Listed entries -
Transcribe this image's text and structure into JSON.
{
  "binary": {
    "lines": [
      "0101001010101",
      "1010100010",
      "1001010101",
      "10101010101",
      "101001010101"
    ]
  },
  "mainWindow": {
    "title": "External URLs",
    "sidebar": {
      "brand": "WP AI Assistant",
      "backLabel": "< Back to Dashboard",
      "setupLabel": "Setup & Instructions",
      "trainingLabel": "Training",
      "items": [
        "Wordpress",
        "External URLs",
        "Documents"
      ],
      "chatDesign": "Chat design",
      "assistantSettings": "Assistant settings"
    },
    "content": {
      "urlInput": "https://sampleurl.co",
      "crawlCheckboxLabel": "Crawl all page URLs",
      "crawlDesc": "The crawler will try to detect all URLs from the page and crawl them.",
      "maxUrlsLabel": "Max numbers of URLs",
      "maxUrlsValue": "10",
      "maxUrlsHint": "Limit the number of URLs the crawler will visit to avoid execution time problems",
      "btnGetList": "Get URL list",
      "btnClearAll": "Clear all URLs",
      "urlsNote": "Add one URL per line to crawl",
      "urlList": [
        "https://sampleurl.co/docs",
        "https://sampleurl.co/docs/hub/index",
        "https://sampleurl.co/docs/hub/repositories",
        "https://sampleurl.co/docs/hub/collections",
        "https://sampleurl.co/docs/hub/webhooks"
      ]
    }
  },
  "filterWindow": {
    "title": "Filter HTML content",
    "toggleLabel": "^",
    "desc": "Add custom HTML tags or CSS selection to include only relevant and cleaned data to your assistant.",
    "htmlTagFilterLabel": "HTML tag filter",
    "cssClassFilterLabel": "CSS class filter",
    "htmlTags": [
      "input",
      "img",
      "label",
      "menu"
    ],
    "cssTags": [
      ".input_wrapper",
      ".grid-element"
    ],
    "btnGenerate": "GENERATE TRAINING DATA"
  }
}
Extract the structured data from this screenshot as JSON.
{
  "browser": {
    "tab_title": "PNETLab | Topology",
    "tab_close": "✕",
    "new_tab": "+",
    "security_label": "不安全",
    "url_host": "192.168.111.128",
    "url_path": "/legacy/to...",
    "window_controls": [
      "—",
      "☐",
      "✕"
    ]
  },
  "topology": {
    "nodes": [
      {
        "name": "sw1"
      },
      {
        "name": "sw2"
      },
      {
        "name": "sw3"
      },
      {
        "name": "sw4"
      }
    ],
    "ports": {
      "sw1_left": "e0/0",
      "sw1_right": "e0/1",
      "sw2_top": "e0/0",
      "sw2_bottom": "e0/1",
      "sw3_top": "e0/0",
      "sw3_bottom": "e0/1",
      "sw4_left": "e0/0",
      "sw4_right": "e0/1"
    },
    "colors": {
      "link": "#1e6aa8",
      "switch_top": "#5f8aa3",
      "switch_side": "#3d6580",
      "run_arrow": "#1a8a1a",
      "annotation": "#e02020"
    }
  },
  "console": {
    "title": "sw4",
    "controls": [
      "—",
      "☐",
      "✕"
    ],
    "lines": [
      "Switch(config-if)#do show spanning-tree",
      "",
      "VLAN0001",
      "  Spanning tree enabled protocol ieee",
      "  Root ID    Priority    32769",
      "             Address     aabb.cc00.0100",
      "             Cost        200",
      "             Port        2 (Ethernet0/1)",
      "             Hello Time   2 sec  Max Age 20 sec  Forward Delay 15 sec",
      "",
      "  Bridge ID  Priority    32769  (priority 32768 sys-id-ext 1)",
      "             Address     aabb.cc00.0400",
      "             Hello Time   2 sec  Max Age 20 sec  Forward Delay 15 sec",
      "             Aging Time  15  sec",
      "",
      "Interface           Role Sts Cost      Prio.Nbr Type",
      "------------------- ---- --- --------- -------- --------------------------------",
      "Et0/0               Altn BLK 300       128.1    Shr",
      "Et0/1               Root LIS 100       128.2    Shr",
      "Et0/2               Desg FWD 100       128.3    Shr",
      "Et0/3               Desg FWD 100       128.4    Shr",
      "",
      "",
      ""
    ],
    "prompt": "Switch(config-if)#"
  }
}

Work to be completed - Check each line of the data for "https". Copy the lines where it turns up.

Task solution -
      "urlInput": "https://sampleurl.co",
        "https://sampleurl.co/docs",
        "https://sampleurl.co/docs/hub/index",
        "https://sampleurl.co/docs/hub/repositories",
        "https://sampleurl.co/docs/hub/collections",
        "https://sampleurl.co/docs/hub/webhooks"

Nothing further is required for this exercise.